Barbados divorced itself from the monarchy buoyed by the governing party controlling all the seats in parliament. They are now beginning to look at their constitution. The recent Coronation, a “celebration without a conscience” to use the words of MP Saboto Caesar has sparked discussions, particularly in Antigua, Jamaica, St. Kitts/Nevis and the Bahamas about ridding themselves of the monarchy. In SVG the matter has been rather low-keyed with only a few voices attaching significance to the matter. In fact, Caesar’s piece which I quoted in last week’s column seemed more focused on reparations than on any move from the monarchy with all its extravagance. Jamaica is suggesting 2025 as the year when it will finalise its move but has already begun discussions and education around the issue. I listened to an interview by a Canadian CBC reporter with students from one of Jamaica’s girls high schools and was quite impressed with their understanding of some of the issues. One of them said that they needed their own Caribbean identity, and the presence of the monarchy was impeding it. The important point is that a conversation is underway.

In the movement away from Colonialism we were always behind. While most of our neighbours opted for Associated Status in Association with Britain in 1967, we did not make that move until 1969. With Independence we were also late. The move started with Grenada in 1974, followed by Dominica in 1978, St. Kitts/Nevis/Anguilla in 1983, and St. Lucia in February 1979. We achieved our independent status in October of that year, but Antigua was to follow in 1981. We were faced with partisan political issues and of course even in 1979 it was delayed by the volcanic eruption of that year.

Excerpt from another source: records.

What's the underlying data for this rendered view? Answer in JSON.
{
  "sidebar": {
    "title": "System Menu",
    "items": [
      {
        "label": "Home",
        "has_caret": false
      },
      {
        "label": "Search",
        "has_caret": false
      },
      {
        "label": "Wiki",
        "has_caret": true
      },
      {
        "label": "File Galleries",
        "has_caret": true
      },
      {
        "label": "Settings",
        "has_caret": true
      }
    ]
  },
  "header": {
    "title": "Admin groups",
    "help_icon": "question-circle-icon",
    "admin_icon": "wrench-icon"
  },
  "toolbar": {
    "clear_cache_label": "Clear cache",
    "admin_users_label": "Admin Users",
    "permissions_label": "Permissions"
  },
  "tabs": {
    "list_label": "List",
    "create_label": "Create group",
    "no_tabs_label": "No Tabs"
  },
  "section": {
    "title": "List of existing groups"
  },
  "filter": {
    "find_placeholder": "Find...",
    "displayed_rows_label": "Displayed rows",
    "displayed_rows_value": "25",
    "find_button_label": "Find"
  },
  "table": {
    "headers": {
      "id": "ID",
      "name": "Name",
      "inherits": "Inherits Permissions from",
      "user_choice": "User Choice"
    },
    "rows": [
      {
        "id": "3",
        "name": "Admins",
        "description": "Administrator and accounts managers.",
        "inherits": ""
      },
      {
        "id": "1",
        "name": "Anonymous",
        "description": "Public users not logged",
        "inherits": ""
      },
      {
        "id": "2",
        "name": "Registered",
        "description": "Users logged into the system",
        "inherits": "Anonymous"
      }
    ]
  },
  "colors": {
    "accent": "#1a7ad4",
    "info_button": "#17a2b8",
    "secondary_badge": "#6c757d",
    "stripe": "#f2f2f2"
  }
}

The silence so far following the Coronation of King Charles 111 suggests that we might be behind again in making that move. There is a lot of political talk around, but it happens to be on partisan political issues, with the belief that changes in government would be necessary to create a climate that would facilitate a greater unity of the Vincentian people and provide an atmosphere for us to see ourselves as Vincentians first and not as politically partisan actors. There is obviously a lot of work to be done in mending the country and getting us to act as Vincentians working for a better SVG. It is a tall order and will not come just like that. Civil society needs to become more involved and get rid of this too politically partisan climate. The work has to begin now. It is our task which includes ridding ourselves of a King/Monarch. Now is 2023, not 1763!

Dr Adrian Fraser is a social commentator and historian